At the 2010 census, the township was 89.5% non-Hispanic White, 2.0% Black or African American, 0.1% Native American, 5.3% Asian, and 1.1% were two or more races. 2.0% of the population were of Hispanic or Latino ancestry.
As of the census of 2000, there were 10,270 people, 3,758 households, and 2,848 families residing in the township. The population density was 1,248.8 people per square mile (482.4/km²). There were 3,862 housing units at an average density of 469.6/sq mi (181.4/km²). The racial makeup of the township was 93.77% White, 2.51% African American, 0.11% Native American, 2.78% Asian, 0.01% Pacific Islander, 0.20% from other races, and 0.61% from two or more races. Hispanic or Latino of any race were 1.08% of the population.
There were 3,758 households, out of which 34.2% had children under the age of 18 living with them, 68.2% were married couples living together, 6.0% had a female householder with no husband present, and 24.2% were non-families. 20.7% of all households were made up of individuals, and 10.6% had someone living alone who was 65 years of age or older. The average household size was 2.64 and the average family size was 3.08.
In the township the population was spread out, with 25.9% under the age of 18, 4.0% from 18 to 24, 24.0% from 25 to 44, 28.3% from 45 to 64, and 17.7% who were 65 years of age or older. The median age was 43 years. For every 100 females there were 93.0 males. For every 100 females age 18 and over, there were 88.7 males.

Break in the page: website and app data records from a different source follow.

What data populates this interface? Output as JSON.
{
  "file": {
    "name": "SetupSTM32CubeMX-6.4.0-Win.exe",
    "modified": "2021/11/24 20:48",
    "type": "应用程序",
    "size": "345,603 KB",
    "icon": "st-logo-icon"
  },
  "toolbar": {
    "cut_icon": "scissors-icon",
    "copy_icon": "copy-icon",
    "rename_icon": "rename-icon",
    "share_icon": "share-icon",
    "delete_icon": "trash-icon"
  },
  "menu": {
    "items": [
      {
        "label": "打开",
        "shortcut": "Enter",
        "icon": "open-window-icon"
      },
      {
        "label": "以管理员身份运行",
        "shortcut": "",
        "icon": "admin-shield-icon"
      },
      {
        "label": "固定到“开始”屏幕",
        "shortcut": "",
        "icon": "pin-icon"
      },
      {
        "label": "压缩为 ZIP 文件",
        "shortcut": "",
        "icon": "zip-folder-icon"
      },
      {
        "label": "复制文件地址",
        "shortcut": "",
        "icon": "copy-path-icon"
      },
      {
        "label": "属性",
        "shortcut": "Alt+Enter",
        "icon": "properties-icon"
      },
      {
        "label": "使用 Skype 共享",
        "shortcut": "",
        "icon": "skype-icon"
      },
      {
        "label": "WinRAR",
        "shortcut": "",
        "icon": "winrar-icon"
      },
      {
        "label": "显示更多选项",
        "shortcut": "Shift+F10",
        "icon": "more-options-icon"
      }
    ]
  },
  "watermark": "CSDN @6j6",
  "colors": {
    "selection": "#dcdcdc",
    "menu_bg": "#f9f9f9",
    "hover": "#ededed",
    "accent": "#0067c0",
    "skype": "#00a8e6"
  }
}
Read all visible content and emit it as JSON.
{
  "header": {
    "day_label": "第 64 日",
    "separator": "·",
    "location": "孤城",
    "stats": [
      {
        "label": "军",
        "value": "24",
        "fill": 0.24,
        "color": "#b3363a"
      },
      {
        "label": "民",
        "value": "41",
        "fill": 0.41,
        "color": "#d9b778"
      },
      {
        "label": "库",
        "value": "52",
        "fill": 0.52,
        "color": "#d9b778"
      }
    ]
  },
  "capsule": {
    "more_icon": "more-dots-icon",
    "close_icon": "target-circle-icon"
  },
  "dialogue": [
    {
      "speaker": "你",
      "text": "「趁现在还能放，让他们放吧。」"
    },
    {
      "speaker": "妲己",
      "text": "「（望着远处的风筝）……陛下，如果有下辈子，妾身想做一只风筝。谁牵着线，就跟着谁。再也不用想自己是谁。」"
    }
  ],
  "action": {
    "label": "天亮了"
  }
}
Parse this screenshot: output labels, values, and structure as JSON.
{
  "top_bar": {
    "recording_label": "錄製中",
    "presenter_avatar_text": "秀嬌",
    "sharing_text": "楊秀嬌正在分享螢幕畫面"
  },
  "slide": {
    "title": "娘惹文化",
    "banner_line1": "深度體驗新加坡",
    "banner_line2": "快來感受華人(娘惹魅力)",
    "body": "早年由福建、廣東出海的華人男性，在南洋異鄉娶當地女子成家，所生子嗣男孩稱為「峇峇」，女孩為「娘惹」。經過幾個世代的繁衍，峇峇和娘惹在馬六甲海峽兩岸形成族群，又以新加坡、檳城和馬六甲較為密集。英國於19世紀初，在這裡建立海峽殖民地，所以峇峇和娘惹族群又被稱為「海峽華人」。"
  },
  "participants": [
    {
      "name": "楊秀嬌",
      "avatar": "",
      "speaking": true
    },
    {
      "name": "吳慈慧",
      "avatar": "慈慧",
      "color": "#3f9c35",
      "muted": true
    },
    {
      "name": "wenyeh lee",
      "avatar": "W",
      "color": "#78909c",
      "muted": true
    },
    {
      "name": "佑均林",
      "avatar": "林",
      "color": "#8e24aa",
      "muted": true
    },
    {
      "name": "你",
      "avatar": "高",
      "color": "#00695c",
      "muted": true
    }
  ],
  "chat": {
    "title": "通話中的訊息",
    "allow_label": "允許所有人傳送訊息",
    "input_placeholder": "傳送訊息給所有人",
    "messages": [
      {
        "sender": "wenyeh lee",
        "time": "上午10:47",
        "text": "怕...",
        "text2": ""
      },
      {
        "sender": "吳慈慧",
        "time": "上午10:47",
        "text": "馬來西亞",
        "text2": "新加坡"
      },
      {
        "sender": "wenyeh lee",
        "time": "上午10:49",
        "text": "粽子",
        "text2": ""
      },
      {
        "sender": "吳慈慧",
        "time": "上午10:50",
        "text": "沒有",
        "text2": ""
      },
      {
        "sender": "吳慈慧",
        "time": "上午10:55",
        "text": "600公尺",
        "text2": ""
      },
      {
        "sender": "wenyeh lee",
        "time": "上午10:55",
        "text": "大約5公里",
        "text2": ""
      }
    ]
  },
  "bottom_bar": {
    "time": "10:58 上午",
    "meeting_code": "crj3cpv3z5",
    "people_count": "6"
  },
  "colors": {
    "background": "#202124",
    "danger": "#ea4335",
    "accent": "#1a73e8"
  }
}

The median income for a household in the township was $95,548, and the median income for a family was $109,103. Males had a median income of $80,341 versus $40,955 for females. The per capita income for the township was $51,028. About 0.7% of families and 2.7% of the population were below the poverty line, including 0.6% of those under age 18 and 3.7% of those age 65 or over.
The township is governed by a Board of Supervisors. The present board consists of:
- Chris Polites
- Betsy Fadem
- Marc Heppe
- Jim Oram
- Fred Pioggia
Students in Easttown Township are zoned to schools in the Tredyffrin/Easttown School District. Easttown Township is zoned to Conestoga High School, which is located just over the boundary in Tredyffrin Township. Lower schools in the township are Devon Elementary School and Beaumont Elementary School.
Tarleton School, a private elementary school, is located on Waterloo Avenue.
- "2016 U.S. Gazetteer Files". United States Census Bureau. Retrieved Aug 13, 2017.
- "Population and Housing Unit Estimates". Retrieved June 9, 2017.
- Hugh T. Harrington and Lisa A. Ennis. "Mad" Anthony Wayne: His Body Did Not Rest in Peace. http://www.americanrevolution.org/wayne.html, citing History of Erie County, Pennsylvania, vol. 1. pp. 211-2. Warner, Beers & Co., Chicago. 1884.
- Bilbar Construction Co. v. Easttown Twp., 393 Pa. 62, 141 A.2d 851 (1958).
- National Land and Investment Co. v. Easttown Twp. Bd. of Adjustment, 419 Pa. 504, 215 A.2d 597 (1965).
- "American FactFinder". United States Census Bureau. Archived from the original on 2013-09-11. Retrieved 2008-01-31.